They put me on a monitor and gave me some drugs to try to stop the contractions. Things seemed to slow down; after a couple of days the nurses were talking about sending me home.
What did you pack to take with you?
I hadn't got anything ready for going into hospital. I wish I had taken my own pillow as there were none free on the ward! My husband had to bring one in for me the next day!
What pain relief did you have during labour?
I had two paracetamol and some gas and air for a few minutes.
How was the actual birth?
By the weekend I was in terrible pain again, the monitoring equipment said I wasn't in labour – but when a doctor finally looked she discovered I was fully dilated and ready to push. The birth was very dramatic.
When I pushed, the heart rate of the baby dropped, and they began to prepare for an emergency cesarean. The team decided this wouldn't work and instead chose to quickly get the baby out with forceps. Afterwards they told me I had had a placental abruption, which can be very dangerous. Everyone said we had been very lucky.
How did you feel afterwards?
I actually felt physically fine very soon after the birth, although a bit, well - very, shell shocked. We went to visit our new daughter in the special care baby unit after I had a shower.
How was it to finally meet your baby?
She was so small, and thin! Her face was squashed and bruised from the forceps. You could see her veins through her skin and I remember her ear was folded up like a concertina because it had no cartilage. She was kept in hospital for a month but she's doing great now, she's still little, but perfect!
Would you do it again?

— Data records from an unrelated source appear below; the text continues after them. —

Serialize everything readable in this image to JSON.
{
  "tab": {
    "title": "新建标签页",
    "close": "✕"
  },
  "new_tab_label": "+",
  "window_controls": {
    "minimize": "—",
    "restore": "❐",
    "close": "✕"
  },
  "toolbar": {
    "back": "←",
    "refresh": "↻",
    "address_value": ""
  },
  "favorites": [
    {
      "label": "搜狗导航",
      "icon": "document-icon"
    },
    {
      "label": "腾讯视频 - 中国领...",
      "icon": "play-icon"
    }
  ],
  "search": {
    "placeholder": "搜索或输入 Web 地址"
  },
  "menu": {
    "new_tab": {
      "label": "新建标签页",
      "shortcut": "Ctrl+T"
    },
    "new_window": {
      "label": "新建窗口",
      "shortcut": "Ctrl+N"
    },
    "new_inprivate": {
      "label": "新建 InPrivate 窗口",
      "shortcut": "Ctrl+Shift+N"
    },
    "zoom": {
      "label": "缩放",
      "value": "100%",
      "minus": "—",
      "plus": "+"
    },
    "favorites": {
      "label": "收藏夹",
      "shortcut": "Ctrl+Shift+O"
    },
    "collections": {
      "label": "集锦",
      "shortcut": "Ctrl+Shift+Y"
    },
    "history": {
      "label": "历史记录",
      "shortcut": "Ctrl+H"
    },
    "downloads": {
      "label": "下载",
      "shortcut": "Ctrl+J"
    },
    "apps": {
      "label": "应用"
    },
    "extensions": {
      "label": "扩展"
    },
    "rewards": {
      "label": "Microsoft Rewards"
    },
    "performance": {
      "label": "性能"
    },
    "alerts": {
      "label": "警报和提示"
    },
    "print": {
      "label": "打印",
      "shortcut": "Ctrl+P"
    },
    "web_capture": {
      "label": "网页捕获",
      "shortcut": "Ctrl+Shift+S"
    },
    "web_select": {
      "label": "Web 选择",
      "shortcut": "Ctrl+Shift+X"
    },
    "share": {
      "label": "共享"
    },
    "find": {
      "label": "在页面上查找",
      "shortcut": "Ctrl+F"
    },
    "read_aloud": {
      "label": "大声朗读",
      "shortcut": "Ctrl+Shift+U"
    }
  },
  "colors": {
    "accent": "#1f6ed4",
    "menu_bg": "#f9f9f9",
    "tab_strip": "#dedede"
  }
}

Although it wasn't at all how I had hoped things would be, nothing else seemed to matter when we saw our daughter. The love was instant, and she really is the best thing to have happened to me and my husband. I'd do it all again tomorrow for her with no complaints!